by Iris Carden
For all those who
with the hope that
do not become
The boy bounced the ball against the wall. He was bored and wished his mother had time to play. Dad was at work.
Mum, however, no longer seemed to have time for him. She was busy with the tiny, pink object which was his new sister.
When Mum had gone to the hospital to get the baby, she had said it would be anew playmate for him, but the baby was not big enough to play yet. All it did was eat, sleep and cry.
Worse than that, Mum had got a girl baby! He wondered if girl were ever interested in the same games as boys played.
The ball rolled away. He ran after it. Down the driveway and out on to the road, went the ball. The boy stood on the foot-path. Mum had told him never to go out on the road. Indecision gripped his young mind, as his favourite toy stayed just out of reach.
“I'll get it for you!” a voice called. A girl, who appeared to come from nowhere, ran out on to the road and retrieved the ball.
“Thank-you,” the boy said as the ball was returned to his possession. “Does your mum let you go on the road?”
“I can go wherever I like,” the girl replied.
“Gee, you must be old.”
“I'm older than you.”
“How do you know?”
“How old are you?”
“I'm almost five.”
“I'm older than that.”
That seemed to exhaust the conversation, but the boy did not want to lose his new companion yet. “Where do you live?”
“Do you like to play ball?”
“Sure, I do.”
So the two went to the side of the house and together they bounced the ball against the wall.
“Why are your eyes that colour?” the boy asked.
Terry re-read the chapter, selected the whole thing, took one final look and hit “delete”. Again. He slammed his fist on to the table. It was going to be another unproductive day, and one he could ill-afford.
The telephone rang. It was Neil, of course.
“How's the book coming, Terry?”
“What's wrong this time?” Neil had long ceased to sound concerned over Terry's mental block. He was now bored with the excuses.

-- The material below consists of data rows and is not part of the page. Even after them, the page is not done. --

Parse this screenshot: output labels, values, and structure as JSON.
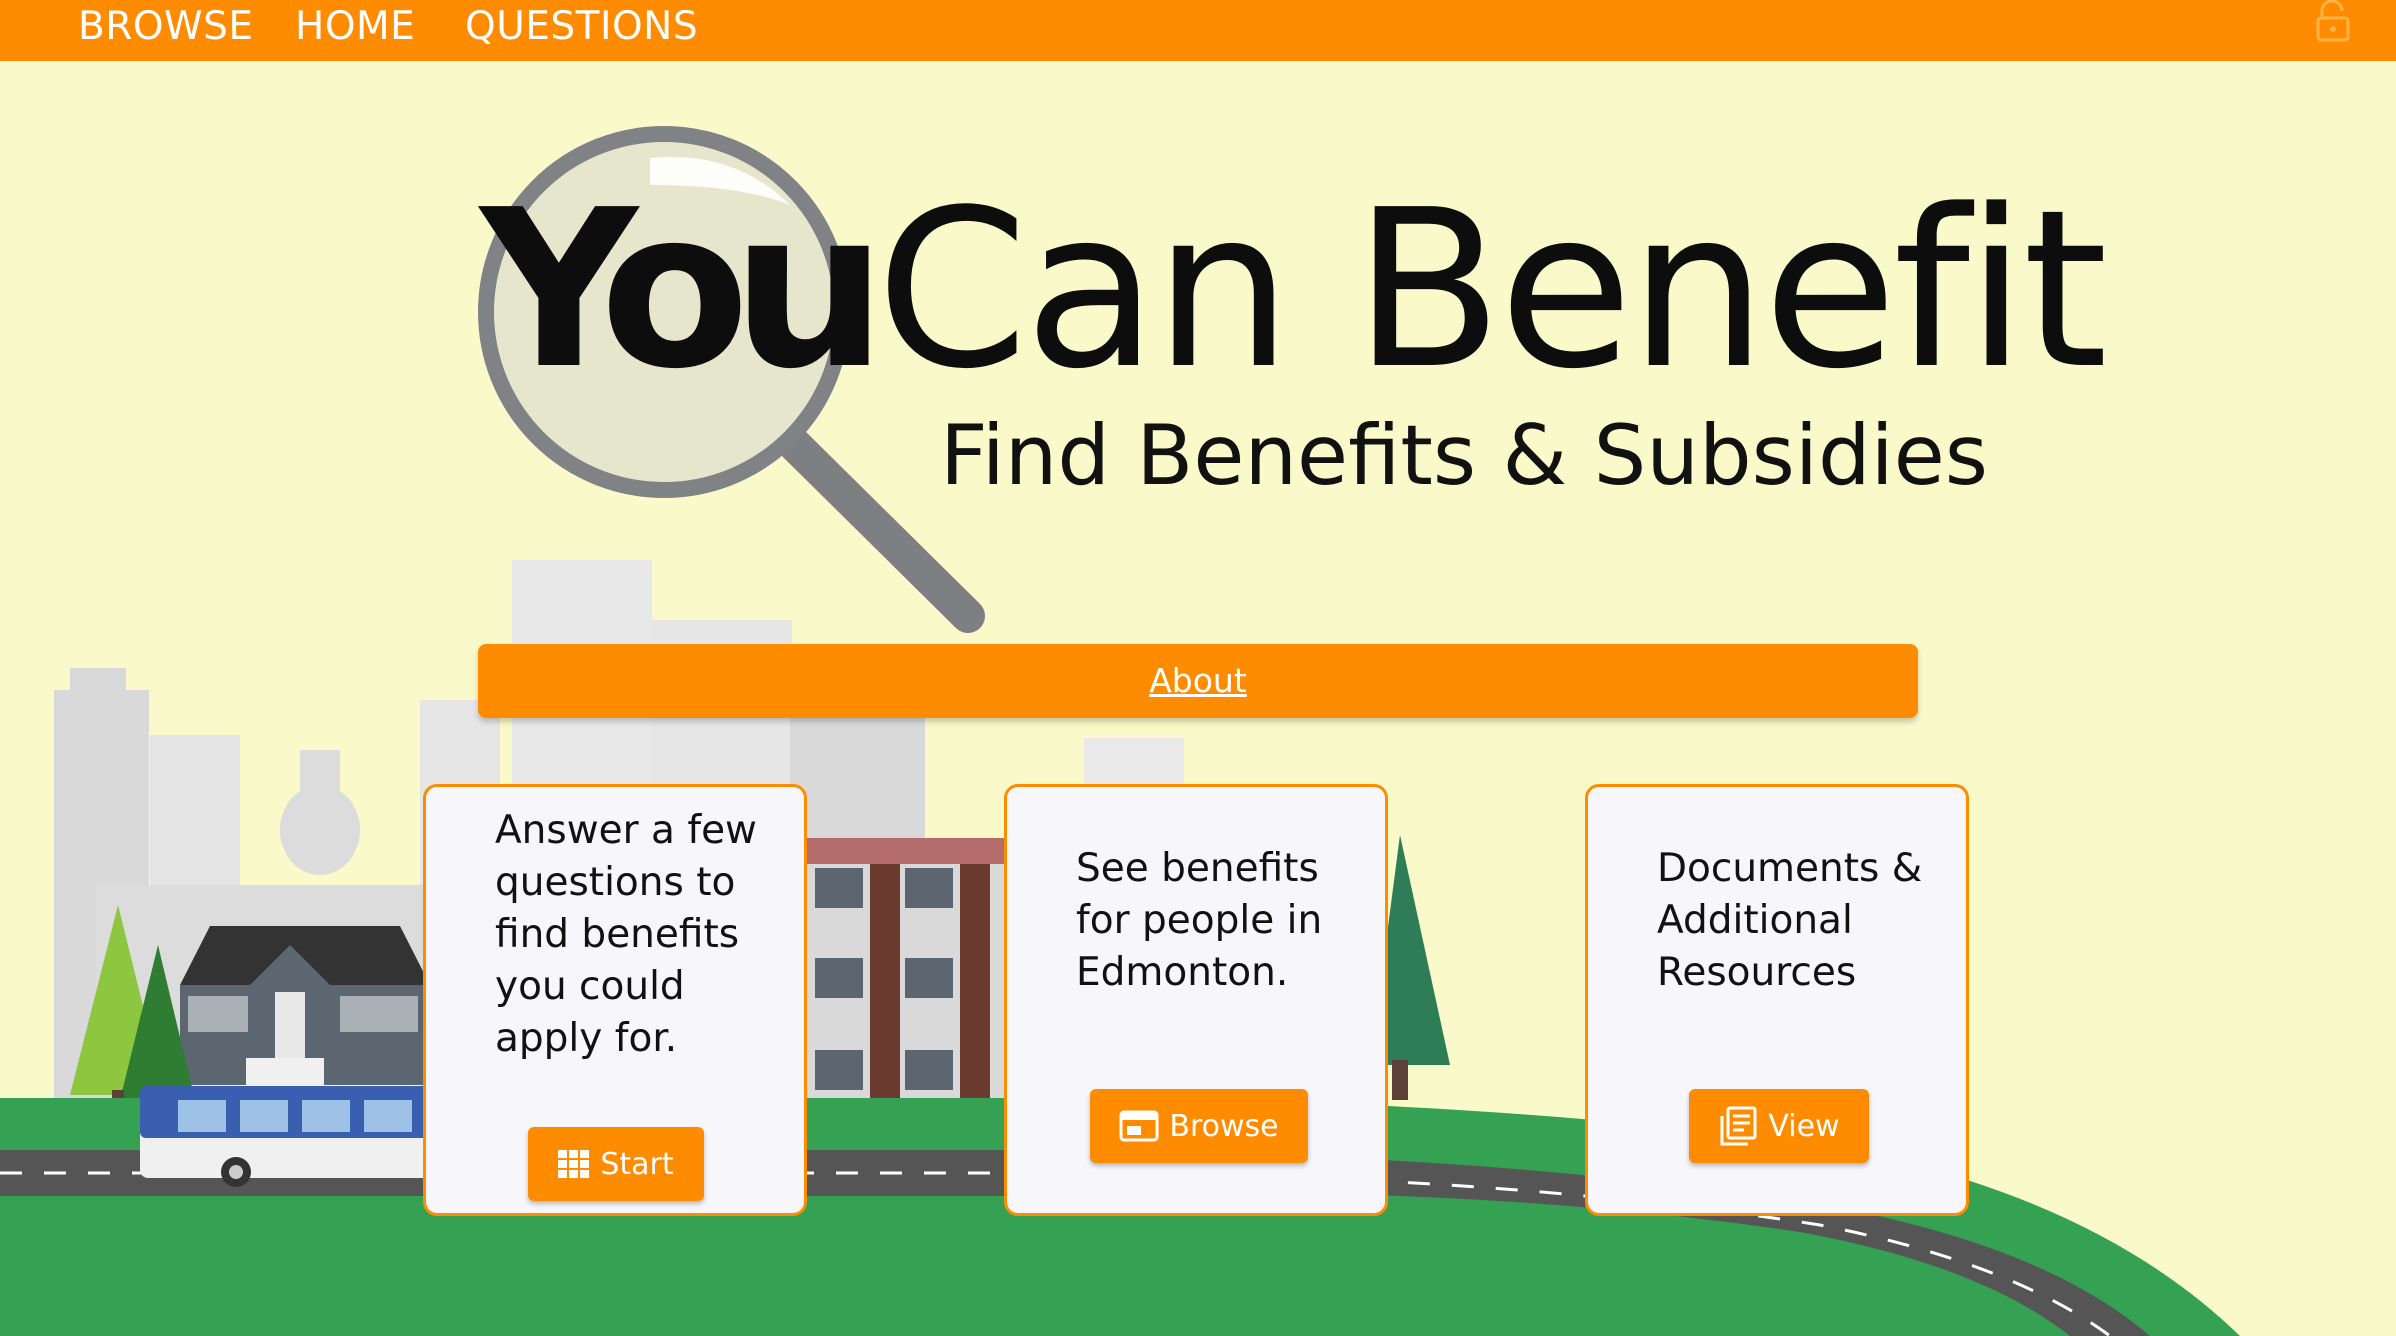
{
  "nav": {
    "items": [
      "BROWSE",
      "HOME",
      "QUESTIONS"
    ],
    "lock_icon": "lock-open-icon"
  },
  "logo": {
    "word_you": "You",
    "word_rest": "Can Benefit",
    "subtitle": "Find Benefits & Subsidies"
  },
  "about": {
    "label": "About"
  },
  "cards": [
    {
      "text": "Answer a few questions to find benefits you could apply for.",
      "button_label": "Start",
      "button_icon": "grid-icon"
    },
    {
      "text": "See benefits for people in Edmonton.",
      "button_label": "Browse",
      "button_icon": "browser-icon"
    },
    {
      "text": "Documents & Additional Resources",
      "button_label": "View",
      "button_icon": "documents-icon"
    }
  ],
  "colors": {
    "accent": "#ff8c00",
    "background": "#f9f9c9",
    "grass": "#34a153",
    "road": "#555555"
  }
}
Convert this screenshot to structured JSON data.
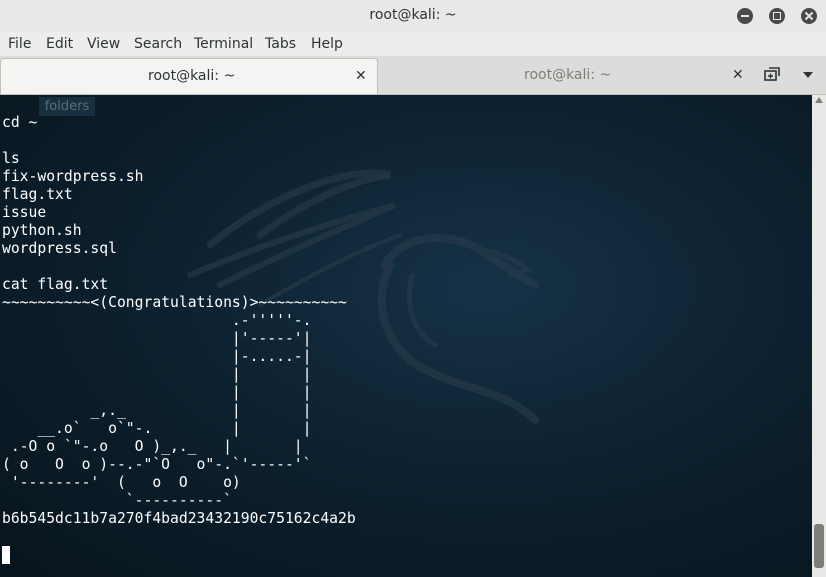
{
  "window": {
    "title": "root@kali: ~"
  },
  "menu": [
    "File",
    "Edit",
    "View",
    "Search",
    "Terminal",
    "Tabs",
    "Help"
  ],
  "tabs": [
    {
      "label": "root@kali: ~",
      "active": true
    },
    {
      "label": "root@kali: ~",
      "active": false
    }
  ],
  "tab_close_glyph": "✕",
  "tooltip": "folders",
  "terminal": {
    "lines": [
      "cd ~",
      "",
      "ls",
      "fix-wordpress.sh",
      "flag.txt",
      "issue",
      "python.sh",
      "wordpress.sql",
      "",
      "cat flag.txt",
      "~~~~~~~~~~<(Congratulations)>~~~~~~~~~~",
      "                          .-'''''-.",
      "                          |'-----'|",
      "                          |-.....-|",
      "                          |       |",
      "                          |       |",
      "          _,._            |       |",
      "    __.o`   o`\"-.         |       |",
      " .-O o `\"-.o   O )_,._   |       |",
      "( o   O  o )--.-\"`O   o\"-.`'-----'`",
      " '--------'  (   o  O    o)",
      "              `----------`",
      "b6b545dc11b7a270f4bad23432190c75162c4a2b",
      ""
    ]
  },
  "colors": {
    "terminal_bg": "#0d2130",
    "terminal_fg": "#ffffff",
    "chrome_bg": "#e8e8e7"
  },
  "icons": [
    "minimize-icon",
    "maximize-icon",
    "close-icon",
    "new-tab-icon",
    "tab-menu-icon",
    "dragon-logo"
  ]
}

“I've got the ideas, just no words will go with them.”
“I'll send you a dictionary.”
“No, it's long past funny. You know the contract expires at the end of the month and it's the twentieth now.”
“You've got ten days to get it in.”
“I know that.”
“I might be able to extend it one or two days for you, but there are people above me, so I can't promise anything.”
“What if I don't get it in until later?”
“Don't think of that as an option. The contract runs out. Then anything you submit has to go through the process of being accepted or rejected all over again. Only we've already paid you a fair bit of money – if it's rejected you get to pay it back. I assume paying it back won't be a problem?”
“You know it will be a problem.”
“So get it done.”
“Can you try to get me some more time? A couple of extra weeks? Have the contract extended or something?”
“Terry I can try, but I can't offer promises. I'll talk to a couple of people, and since it's you, they'll probably say 'no'. But I'll try, I'll get back to you.”
“Don't thank me yet. I'll call you and let you know how I get on. But work on the basis that the deadline isn't likely to change. Keep writing.”
“Yeah, I will, but there doesnt' seem to be much point in it.”
“So do it for the fun of it.”
“You told me you enjoyed writing.”
“That was when I had a successful book on the market.”
“Money makes the difference?”
“When you can't pay the rent it does.”
“Sad story, pity you didn't, I don't know, save something, when your book was selling so well. I'll let you know what happens with the contract. 'Bye.”
“Yeah, 'bye Neil.” Terry put down the phone and thought about the money he owned Telstra for it. It would not be long, he decided, until he lost it.
While thinking of things he could lose, he wondered if Nettie would lend him the money for the rent again this month.
He dialled the number. A voice purred, “Good morning, Perfection Modelling Agency, can I help you?”
“Anette Dixon's office, please,” Terry responded.
“Who shall I say is calling?”
The purr turned into a snarl. “One moment please.”
Terry tapped the desk with his fingernails. He did not enjoy asking his little sister for hand-outs, but it had to be done.
“Hello Terry,” Nettie's bright voice greeted him.
“Hi Nettie, I was wondering...”
“No, I'm afraid I don't have a job for you, unless you lose about five kilos.”
“Thanks Sis, but I don't think I'm the right type. I'm more intellectual than physical.”
“No, I'm serious. We need someone for a series of ads for a new brand of office equipment. If you could drop five kilos in the next three weeks, we could use you.”
“Well, it's tempting, but I don't think I'm all that photogenic.”
“It has to give you a better income than writing – which at the moment is paying you what? Nothing? How much do you want this time?”
“About three hundred.”
“Terry, you know, sooner or later, I'm not going to be able to support you.”
“I'm sorry, Nettie, but the rent's just gone up. There's nothing I can do about it.”
“How about getting a job?”
“I've got a job.”
“What you've got is a worthless piece of paper.”
“It's a contract!”
“They can still reject the book.”
“Only if it isn't up to standard.”
“Well, is it?”
“I don't know.”
“Look, Terry, I've got to go. There's a client on the other line. I'll call you tonight. Good-bye.”